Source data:
BEGIN

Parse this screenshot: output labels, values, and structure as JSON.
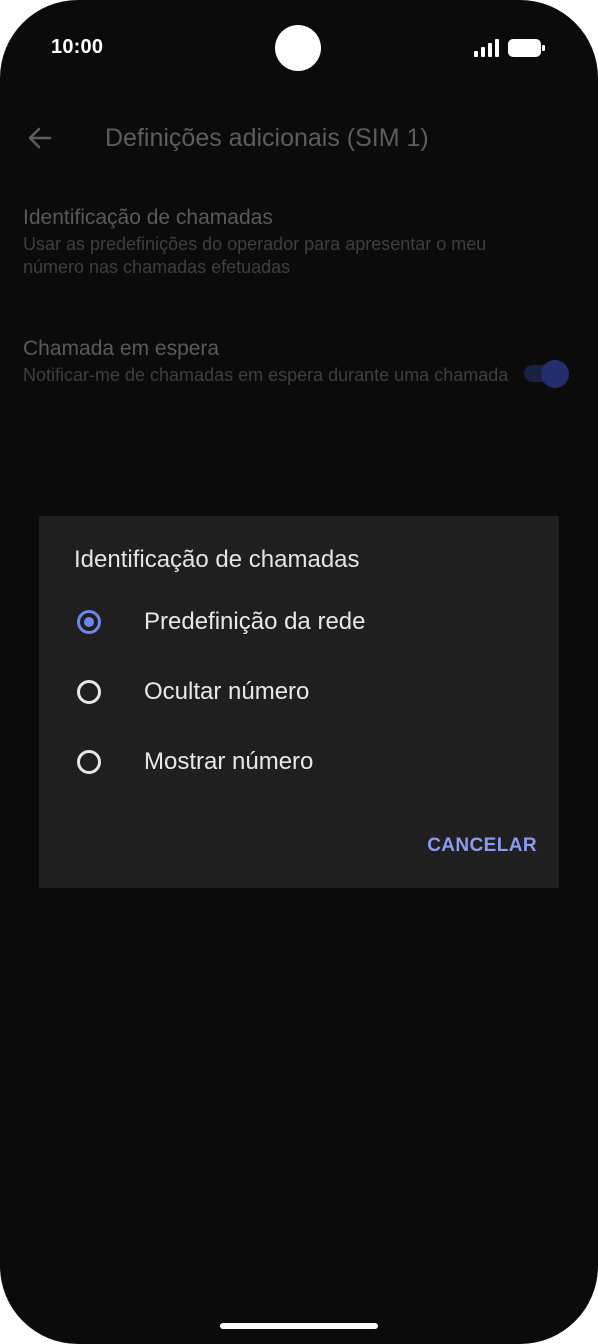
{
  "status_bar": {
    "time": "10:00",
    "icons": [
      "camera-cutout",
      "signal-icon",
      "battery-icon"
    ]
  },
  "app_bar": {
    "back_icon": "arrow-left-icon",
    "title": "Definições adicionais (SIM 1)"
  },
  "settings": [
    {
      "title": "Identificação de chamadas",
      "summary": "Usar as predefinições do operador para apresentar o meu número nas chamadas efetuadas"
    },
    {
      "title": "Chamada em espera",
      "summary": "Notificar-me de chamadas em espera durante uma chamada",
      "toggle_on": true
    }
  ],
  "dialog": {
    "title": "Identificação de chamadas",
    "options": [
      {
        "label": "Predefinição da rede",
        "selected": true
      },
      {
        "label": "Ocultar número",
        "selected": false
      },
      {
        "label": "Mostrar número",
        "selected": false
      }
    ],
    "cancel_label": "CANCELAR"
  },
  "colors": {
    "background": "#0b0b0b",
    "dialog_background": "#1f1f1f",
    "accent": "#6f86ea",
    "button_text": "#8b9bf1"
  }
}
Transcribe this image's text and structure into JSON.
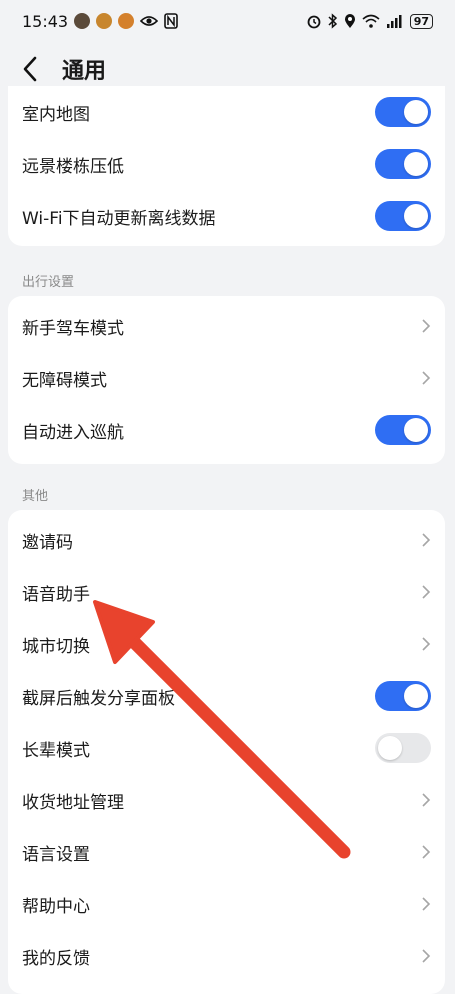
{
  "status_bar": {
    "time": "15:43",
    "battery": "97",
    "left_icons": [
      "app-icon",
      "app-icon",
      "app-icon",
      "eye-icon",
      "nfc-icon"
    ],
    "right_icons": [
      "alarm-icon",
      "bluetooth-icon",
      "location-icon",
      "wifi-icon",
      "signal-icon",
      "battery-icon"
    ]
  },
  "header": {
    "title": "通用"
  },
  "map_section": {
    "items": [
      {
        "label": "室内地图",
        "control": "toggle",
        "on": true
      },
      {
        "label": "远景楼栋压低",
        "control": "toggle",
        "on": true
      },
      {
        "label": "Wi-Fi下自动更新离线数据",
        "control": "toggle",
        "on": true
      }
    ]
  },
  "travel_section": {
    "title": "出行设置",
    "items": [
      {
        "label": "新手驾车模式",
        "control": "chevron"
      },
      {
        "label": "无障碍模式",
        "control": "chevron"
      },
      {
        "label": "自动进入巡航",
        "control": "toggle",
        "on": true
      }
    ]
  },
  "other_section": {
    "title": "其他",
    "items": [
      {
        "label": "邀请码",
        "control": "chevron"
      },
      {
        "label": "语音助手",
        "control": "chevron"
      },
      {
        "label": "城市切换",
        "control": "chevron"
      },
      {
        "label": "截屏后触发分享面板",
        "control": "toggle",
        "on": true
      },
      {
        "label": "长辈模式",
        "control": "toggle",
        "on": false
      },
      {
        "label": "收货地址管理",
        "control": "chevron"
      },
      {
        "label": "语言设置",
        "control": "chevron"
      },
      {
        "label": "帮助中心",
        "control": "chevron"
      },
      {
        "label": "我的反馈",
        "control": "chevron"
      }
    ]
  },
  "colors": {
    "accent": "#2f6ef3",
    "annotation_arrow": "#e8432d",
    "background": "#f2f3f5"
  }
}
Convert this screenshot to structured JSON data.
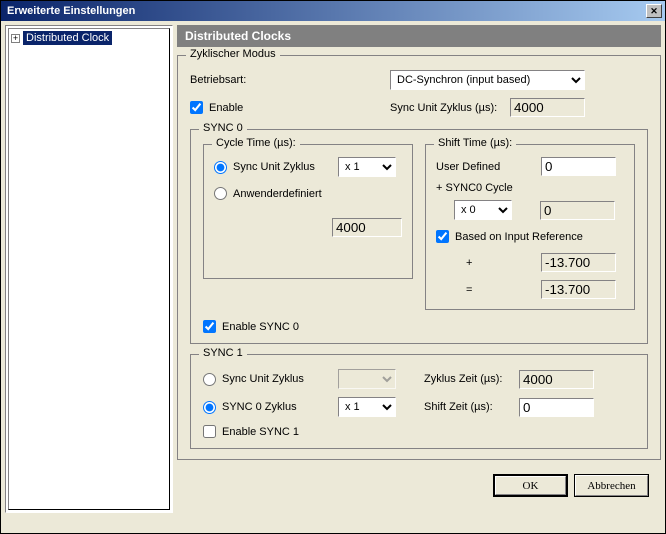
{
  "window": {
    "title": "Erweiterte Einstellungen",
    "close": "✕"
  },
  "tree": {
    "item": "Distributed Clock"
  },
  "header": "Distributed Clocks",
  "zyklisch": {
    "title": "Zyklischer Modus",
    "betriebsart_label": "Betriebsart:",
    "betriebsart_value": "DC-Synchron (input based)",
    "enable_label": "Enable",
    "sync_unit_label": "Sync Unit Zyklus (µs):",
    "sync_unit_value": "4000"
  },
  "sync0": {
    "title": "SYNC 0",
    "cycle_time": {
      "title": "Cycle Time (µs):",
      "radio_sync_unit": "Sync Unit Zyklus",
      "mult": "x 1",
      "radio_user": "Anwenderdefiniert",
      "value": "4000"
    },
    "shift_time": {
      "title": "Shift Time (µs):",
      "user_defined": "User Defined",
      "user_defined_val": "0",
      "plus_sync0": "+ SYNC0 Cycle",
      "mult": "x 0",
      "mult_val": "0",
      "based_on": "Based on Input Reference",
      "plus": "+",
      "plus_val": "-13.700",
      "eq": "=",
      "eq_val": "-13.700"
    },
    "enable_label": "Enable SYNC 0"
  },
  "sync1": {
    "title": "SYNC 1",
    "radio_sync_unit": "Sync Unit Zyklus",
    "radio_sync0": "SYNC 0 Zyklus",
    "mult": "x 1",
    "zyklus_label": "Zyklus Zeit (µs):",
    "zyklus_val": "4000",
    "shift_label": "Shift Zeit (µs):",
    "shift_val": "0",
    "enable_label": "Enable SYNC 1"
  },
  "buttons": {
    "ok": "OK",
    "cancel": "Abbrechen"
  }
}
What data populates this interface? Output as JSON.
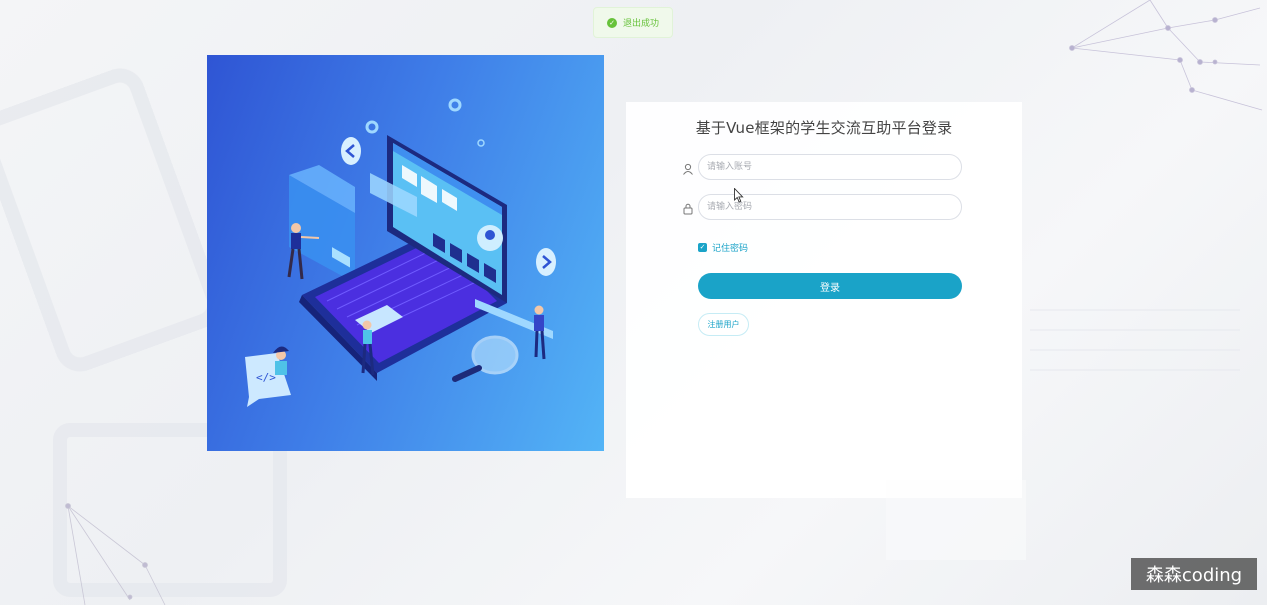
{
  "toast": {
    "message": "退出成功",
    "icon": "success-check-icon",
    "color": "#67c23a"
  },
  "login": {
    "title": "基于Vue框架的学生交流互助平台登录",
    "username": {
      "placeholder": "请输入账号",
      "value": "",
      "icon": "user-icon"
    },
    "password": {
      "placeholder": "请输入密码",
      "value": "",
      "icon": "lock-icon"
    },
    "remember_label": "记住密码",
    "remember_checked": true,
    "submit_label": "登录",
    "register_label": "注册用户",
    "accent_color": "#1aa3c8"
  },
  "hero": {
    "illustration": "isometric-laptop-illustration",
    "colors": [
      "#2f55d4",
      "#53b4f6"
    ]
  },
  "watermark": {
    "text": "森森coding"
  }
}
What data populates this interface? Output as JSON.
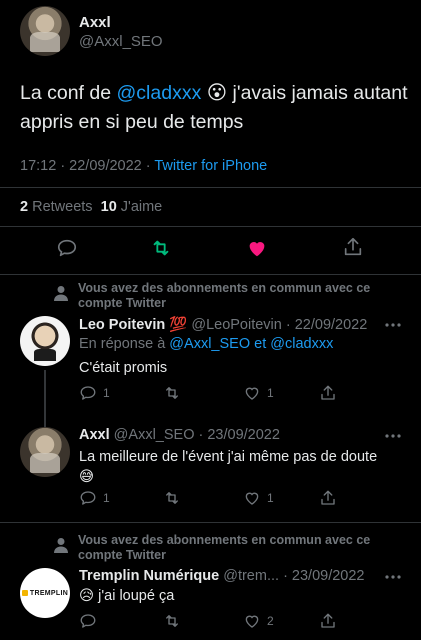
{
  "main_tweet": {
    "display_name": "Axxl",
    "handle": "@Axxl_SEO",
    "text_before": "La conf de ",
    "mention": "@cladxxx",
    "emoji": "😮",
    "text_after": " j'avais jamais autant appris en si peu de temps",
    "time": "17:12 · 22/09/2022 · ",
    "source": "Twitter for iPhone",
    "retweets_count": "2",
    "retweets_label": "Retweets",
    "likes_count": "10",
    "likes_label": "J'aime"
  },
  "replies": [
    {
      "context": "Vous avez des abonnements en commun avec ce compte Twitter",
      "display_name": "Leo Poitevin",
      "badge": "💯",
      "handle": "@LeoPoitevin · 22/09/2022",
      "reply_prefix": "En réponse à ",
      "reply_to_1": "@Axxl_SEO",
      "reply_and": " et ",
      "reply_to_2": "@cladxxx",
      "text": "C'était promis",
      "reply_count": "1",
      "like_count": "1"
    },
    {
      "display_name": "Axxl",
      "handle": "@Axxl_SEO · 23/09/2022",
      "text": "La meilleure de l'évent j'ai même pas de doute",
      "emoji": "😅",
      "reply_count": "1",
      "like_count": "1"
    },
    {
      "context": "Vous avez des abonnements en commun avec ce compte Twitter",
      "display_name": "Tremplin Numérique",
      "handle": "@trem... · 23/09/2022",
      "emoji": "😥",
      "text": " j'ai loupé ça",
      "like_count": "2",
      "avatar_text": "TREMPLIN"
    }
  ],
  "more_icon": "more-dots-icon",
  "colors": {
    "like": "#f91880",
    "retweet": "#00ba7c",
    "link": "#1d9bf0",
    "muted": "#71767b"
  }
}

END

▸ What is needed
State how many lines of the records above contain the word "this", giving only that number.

▸ Task solution
5